A better way is to come into your practice area fast and then slowly, smoothly grab more brake. When you feel the brake pads starting to bite, throw your weight up a little and grab just a bit more brake. If you do this methodically, you'll soon float the back wheel a few feet and everything will be smooth--none of the sharp, abrupt braking or suspension loading that will cause the front wheel to wash out or the suspension to bottom. When it feels like you're getting up too high, let off the brake slowly and you'll be back on the ground. When you're new at it, anything more than two feet will make you say, "Oh my god, I'm going to flip over." But that's the best way to learn, and if you take it slow and increase your brake pressure incrementally as your comfort level increases, you'll be floating at the balance point in no time.

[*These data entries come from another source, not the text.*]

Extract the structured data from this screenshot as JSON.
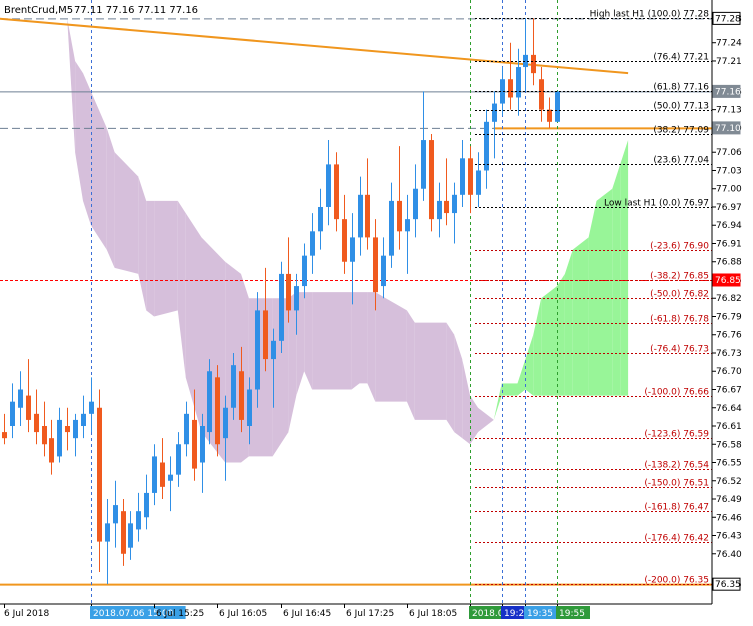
{
  "header": {
    "symbol_label": "BrentCrud,M5",
    "ohlc_text": "77.11 77.16 77.11 77.16"
  },
  "colors": {
    "bull": "#2f8fe6",
    "bear": "#f05a1e",
    "cloud_bear": "#d6bfdb",
    "cloud_bull": "#98f598",
    "trend": "#f0961e",
    "fib_up": "#000000",
    "fib_down": "#c00000",
    "grid_blue": "#3b6fd6",
    "grid_green": "#2e9e2e",
    "hline": "#6d7f93",
    "bid_line": "#ff0000",
    "ask_fill": "#808a94"
  },
  "chart_data": {
    "type": "candlestick",
    "symbol": "BrentCrud",
    "timeframe": "M5",
    "ylim": [
      76.324,
      77.302
    ],
    "price_axis_labels": [
      "77.28",
      "77.24",
      "77.21",
      "77.16",
      "77.13",
      "77.10",
      "77.06",
      "77.03",
      "77.00",
      "76.97",
      "76.94",
      "76.91",
      "76.88",
      "76.85",
      "76.82",
      "76.79",
      "76.76",
      "76.73",
      "76.70",
      "76.67",
      "76.64",
      "76.61",
      "76.58",
      "76.55",
      "76.52",
      "76.49",
      "76.46",
      "76.43",
      "76.40",
      "76.35"
    ],
    "current_labels": [
      {
        "text": "77.28",
        "style": "box",
        "price": 77.28
      },
      {
        "text": "77.16",
        "style": "box-gray",
        "price": 77.16
      },
      {
        "text": "77.10",
        "style": "box-gray",
        "price": 77.1
      },
      {
        "text": "76.85",
        "style": "box-red",
        "price": 76.85
      },
      {
        "text": "76.35",
        "style": "box",
        "price": 76.35
      }
    ],
    "time_labels": [
      {
        "text": "6 Jul 2018",
        "bar": 0,
        "style": "plain"
      },
      {
        "text": "2018.07.06 15:00",
        "bar": 11,
        "style": "blue"
      },
      {
        "text": "6 Jul 15:25",
        "bar": 19,
        "style": "plain"
      },
      {
        "text": "6 Jul 16:05",
        "bar": 27,
        "style": "plain"
      },
      {
        "text": "6 Jul 16:45",
        "bar": 35,
        "style": "plain"
      },
      {
        "text": "6 Jul 17:25",
        "bar": 43,
        "style": "plain"
      },
      {
        "text": "6 Jul 18:05",
        "bar": 51,
        "style": "plain"
      },
      {
        "text": "2018.07.06 19:00",
        "bar": 59,
        "style": "green"
      },
      {
        "text": "19:20",
        "bar": 63,
        "style": "navy"
      },
      {
        "text": "19:35",
        "bar": 66,
        "style": "blue"
      },
      {
        "text": "19:55",
        "bar": 70,
        "style": "green"
      }
    ],
    "fib_levels": [
      {
        "label": "High last H1 (100.0) 77.28",
        "price": 77.28,
        "dir": "up"
      },
      {
        "label": "(76.4) 77.21",
        "price": 77.21,
        "dir": "up"
      },
      {
        "label": "(61.8) 77.16",
        "price": 77.16,
        "dir": "up"
      },
      {
        "label": "(50.0) 77.13",
        "price": 77.13,
        "dir": "up"
      },
      {
        "label": "(38.2) 77.09",
        "price": 77.09,
        "dir": "up"
      },
      {
        "label": "(23.6) 77.04",
        "price": 77.04,
        "dir": "up"
      },
      {
        "label": "Low last H1 (0.0) 76.97",
        "price": 76.97,
        "dir": "up"
      },
      {
        "label": "(-23.6) 76.90",
        "price": 76.9,
        "dir": "down"
      },
      {
        "label": "(-38.2) 76.85",
        "price": 76.85,
        "dir": "down"
      },
      {
        "label": "(-50.0) 76.82",
        "price": 76.82,
        "dir": "down"
      },
      {
        "label": "(-61.8) 76.78",
        "price": 76.78,
        "dir": "down"
      },
      {
        "label": "(-76.4) 76.73",
        "price": 76.73,
        "dir": "down"
      },
      {
        "label": "(-100.0) 76.66",
        "price": 76.66,
        "dir": "down"
      },
      {
        "label": "(-123.6) 76.59",
        "price": 76.59,
        "dir": "down"
      },
      {
        "label": "(-138.2) 76.54",
        "price": 76.54,
        "dir": "down"
      },
      {
        "label": "(-150.0) 76.51",
        "price": 76.51,
        "dir": "down"
      },
      {
        "label": "(-161.8) 76.47",
        "price": 76.47,
        "dir": "down"
      },
      {
        "label": "(-176.4) 76.42",
        "price": 76.42,
        "dir": "down"
      },
      {
        "label": "(-200.0) 76.35",
        "price": 76.35,
        "dir": "down"
      }
    ],
    "horizontal_lines": [
      {
        "price": 77.28,
        "style": "dash",
        "color": "hline"
      },
      {
        "price": 77.1,
        "style": "dash",
        "color": "hline"
      },
      {
        "price": 77.16,
        "style": "solid",
        "color": "hline"
      },
      {
        "price": 76.85,
        "style": "dash",
        "color": "bid_line"
      },
      {
        "price": 76.35,
        "style": "solid",
        "color": "trend"
      },
      {
        "price": 77.1,
        "style": "solid",
        "color": "trend",
        "from_bar": 62
      }
    ],
    "trendline": {
      "from": {
        "bar": -1,
        "price": 77.28
      },
      "to": {
        "bar": 79,
        "price": 77.19
      }
    },
    "vertical_lines": [
      {
        "bar": 11,
        "color": "grid_blue"
      },
      {
        "bar": 59,
        "color": "grid_green"
      },
      {
        "bar": 63,
        "color": "grid_blue"
      },
      {
        "bar": 66,
        "color": "grid_blue"
      },
      {
        "bar": 70,
        "color": "grid_green"
      }
    ],
    "candles": [
      [
        76.6,
        76.63,
        76.58,
        76.59
      ],
      [
        76.61,
        76.68,
        76.59,
        76.65
      ],
      [
        76.64,
        76.7,
        76.61,
        76.67
      ],
      [
        76.66,
        76.72,
        76.6,
        76.62
      ],
      [
        76.63,
        76.67,
        76.58,
        76.6
      ],
      [
        76.61,
        76.65,
        76.56,
        76.58
      ],
      [
        76.59,
        76.62,
        76.53,
        76.55
      ],
      [
        76.56,
        76.64,
        76.55,
        76.62
      ],
      [
        76.61,
        76.64,
        76.57,
        76.6
      ],
      [
        76.59,
        76.63,
        76.56,
        76.62
      ],
      [
        76.61,
        76.66,
        76.59,
        76.63
      ],
      [
        76.63,
        76.69,
        76.6,
        76.65
      ],
      [
        76.64,
        76.67,
        76.37,
        76.42
      ],
      [
        76.42,
        76.49,
        76.35,
        76.45
      ],
      [
        76.45,
        76.52,
        76.41,
        76.48
      ],
      [
        76.47,
        76.49,
        76.38,
        76.4
      ],
      [
        76.41,
        76.47,
        76.39,
        76.45
      ],
      [
        76.44,
        76.5,
        76.42,
        76.47
      ],
      [
        76.46,
        76.53,
        76.44,
        76.5
      ],
      [
        76.5,
        76.58,
        76.48,
        76.56
      ],
      [
        76.55,
        76.59,
        76.49,
        76.51
      ],
      [
        76.52,
        76.56,
        76.47,
        76.53
      ],
      [
        76.53,
        76.6,
        76.51,
        76.58
      ],
      [
        76.58,
        76.65,
        76.56,
        76.63
      ],
      [
        76.62,
        76.67,
        76.52,
        76.54
      ],
      [
        76.55,
        76.63,
        76.5,
        76.61
      ],
      [
        76.6,
        76.72,
        76.58,
        76.7
      ],
      [
        76.69,
        76.71,
        76.56,
        76.58
      ],
      [
        76.59,
        76.66,
        76.52,
        76.64
      ],
      [
        76.64,
        76.73,
        76.62,
        76.71
      ],
      [
        76.7,
        76.74,
        76.6,
        76.62
      ],
      [
        76.61,
        76.69,
        76.58,
        76.67
      ],
      [
        76.67,
        76.83,
        76.64,
        76.8
      ],
      [
        76.8,
        76.87,
        76.7,
        76.72
      ],
      [
        76.72,
        76.77,
        76.64,
        76.75
      ],
      [
        76.75,
        76.88,
        76.73,
        76.86
      ],
      [
        76.86,
        76.92,
        76.78,
        76.8
      ],
      [
        76.8,
        76.86,
        76.76,
        76.84
      ],
      [
        76.84,
        76.91,
        76.82,
        76.89
      ],
      [
        76.89,
        76.96,
        76.86,
        76.93
      ],
      [
        76.93,
        77.0,
        76.9,
        76.97
      ],
      [
        76.97,
        77.08,
        76.94,
        77.04
      ],
      [
        77.04,
        77.06,
        76.93,
        76.95
      ],
      [
        76.95,
        76.99,
        76.86,
        76.88
      ],
      [
        76.88,
        76.96,
        76.81,
        76.92
      ],
      [
        76.92,
        77.02,
        76.89,
        76.99
      ],
      [
        76.99,
        77.05,
        76.9,
        76.92
      ],
      [
        76.92,
        76.95,
        76.8,
        76.83
      ],
      [
        76.84,
        76.92,
        76.82,
        76.89
      ],
      [
        76.89,
        77.01,
        76.87,
        76.98
      ],
      [
        76.98,
        77.07,
        76.9,
        76.93
      ],
      [
        76.93,
        76.99,
        76.86,
        76.95
      ],
      [
        76.95,
        77.04,
        76.92,
        77.0
      ],
      [
        77.0,
        77.16,
        76.98,
        77.08
      ],
      [
        77.08,
        77.09,
        76.93,
        76.95
      ],
      [
        76.95,
        77.01,
        76.92,
        76.98
      ],
      [
        76.98,
        77.05,
        76.94,
        76.96
      ],
      [
        76.96,
        77.01,
        76.91,
        76.99
      ],
      [
        76.99,
        77.08,
        76.97,
        77.05
      ],
      [
        77.05,
        77.07,
        76.96,
        76.99
      ],
      [
        76.99,
        77.06,
        76.97,
        77.03
      ],
      [
        77.03,
        77.13,
        77.0,
        77.11
      ],
      [
        77.11,
        77.16,
        77.05,
        77.14
      ],
      [
        77.14,
        77.2,
        77.12,
        77.18
      ],
      [
        77.18,
        77.24,
        77.13,
        77.15
      ],
      [
        77.15,
        77.23,
        77.12,
        77.2
      ],
      [
        77.2,
        77.28,
        77.16,
        77.22
      ],
      [
        77.22,
        77.28,
        77.17,
        77.19
      ],
      [
        77.18,
        77.2,
        77.11,
        77.13
      ],
      [
        77.13,
        77.15,
        77.1,
        77.11
      ],
      [
        77.11,
        77.16,
        77.11,
        77.16
      ]
    ],
    "cloud": {
      "upper": [
        [
          -1,
          77.28
        ],
        [
          8,
          77.28
        ],
        [
          9,
          77.06
        ],
        [
          10,
          76.98
        ],
        [
          11,
          76.94
        ],
        [
          13,
          76.9
        ],
        [
          14,
          76.87
        ],
        [
          17,
          76.86
        ],
        [
          18,
          76.8
        ],
        [
          19,
          76.79
        ],
        [
          22,
          76.8
        ],
        [
          23,
          76.69
        ],
        [
          25,
          76.6
        ],
        [
          28,
          76.55
        ],
        [
          30,
          76.55
        ],
        [
          31,
          76.56
        ],
        [
          34,
          76.56
        ],
        [
          36,
          76.6
        ],
        [
          37,
          76.66
        ],
        [
          38,
          76.7
        ],
        [
          39,
          76.67
        ],
        [
          40,
          76.67
        ],
        [
          44,
          76.67
        ],
        [
          45,
          76.68
        ],
        [
          46,
          76.68
        ],
        [
          47,
          76.65
        ],
        [
          51,
          76.65
        ],
        [
          52,
          76.62
        ],
        [
          56,
          76.62
        ],
        [
          57,
          76.6
        ],
        [
          58,
          76.59
        ],
        [
          59,
          76.58
        ],
        [
          60,
          76.6
        ],
        [
          62,
          76.62
        ],
        [
          63,
          76.68
        ],
        [
          65,
          76.68
        ],
        [
          66,
          76.72
        ],
        [
          67,
          76.76
        ],
        [
          68,
          76.82
        ],
        [
          70,
          76.84
        ],
        [
          71,
          76.86
        ],
        [
          72,
          76.9
        ],
        [
          74,
          76.92
        ],
        [
          75,
          76.98
        ],
        [
          77,
          77.0
        ],
        [
          78,
          77.04
        ],
        [
          79,
          77.08
        ]
      ],
      "lower": [
        [
          -1,
          77.28
        ],
        [
          8,
          77.28
        ],
        [
          9,
          77.21
        ],
        [
          10,
          77.19
        ],
        [
          11,
          77.16
        ],
        [
          13,
          77.1
        ],
        [
          14,
          77.06
        ],
        [
          17,
          77.02
        ],
        [
          18,
          76.98
        ],
        [
          19,
          76.98
        ],
        [
          22,
          76.98
        ],
        [
          23,
          76.96
        ],
        [
          25,
          76.92
        ],
        [
          28,
          76.88
        ],
        [
          30,
          76.86
        ],
        [
          31,
          76.82
        ],
        [
          34,
          76.82
        ],
        [
          36,
          76.82
        ],
        [
          37,
          76.83
        ],
        [
          38,
          76.83
        ],
        [
          39,
          76.83
        ],
        [
          40,
          76.83
        ],
        [
          44,
          76.83
        ],
        [
          45,
          76.83
        ],
        [
          46,
          76.83
        ],
        [
          47,
          76.83
        ],
        [
          51,
          76.8
        ],
        [
          52,
          76.78
        ],
        [
          56,
          76.78
        ],
        [
          57,
          76.76
        ],
        [
          58,
          76.72
        ],
        [
          59,
          76.66
        ],
        [
          60,
          76.64
        ],
        [
          62,
          76.62
        ],
        [
          63,
          76.66
        ],
        [
          65,
          76.66
        ],
        [
          66,
          76.67
        ],
        [
          67,
          76.66
        ],
        [
          68,
          76.66
        ],
        [
          70,
          76.66
        ],
        [
          71,
          76.66
        ],
        [
          72,
          76.66
        ],
        [
          74,
          76.66
        ],
        [
          75,
          76.66
        ],
        [
          77,
          76.66
        ],
        [
          78,
          76.66
        ],
        [
          79,
          76.66
        ]
      ]
    }
  }
}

There are theories on correcting stoppies gone bad, but when you're really at the balance point and you feel like you're going over, there's not much you can do to save it. It's not like a wheelie, where you can just tap the back brake or chop the throttle and bring it back down. With most stoppies, you've got the bike in gear and the clutch pulled in. In theory, you should be able to just dump the clutch and hit the gas, and the gyroscopic force of the rear wheel spinning will actually pull the bike back down. But when you're way up and it's going over, the balance point for a stoppie is so fine and there's so much momentum carrying the bike forward that by the time you realize you've crossed over, it's too late--you're going off the bike. Well, as they say, if it were easy, everybody would be doing it.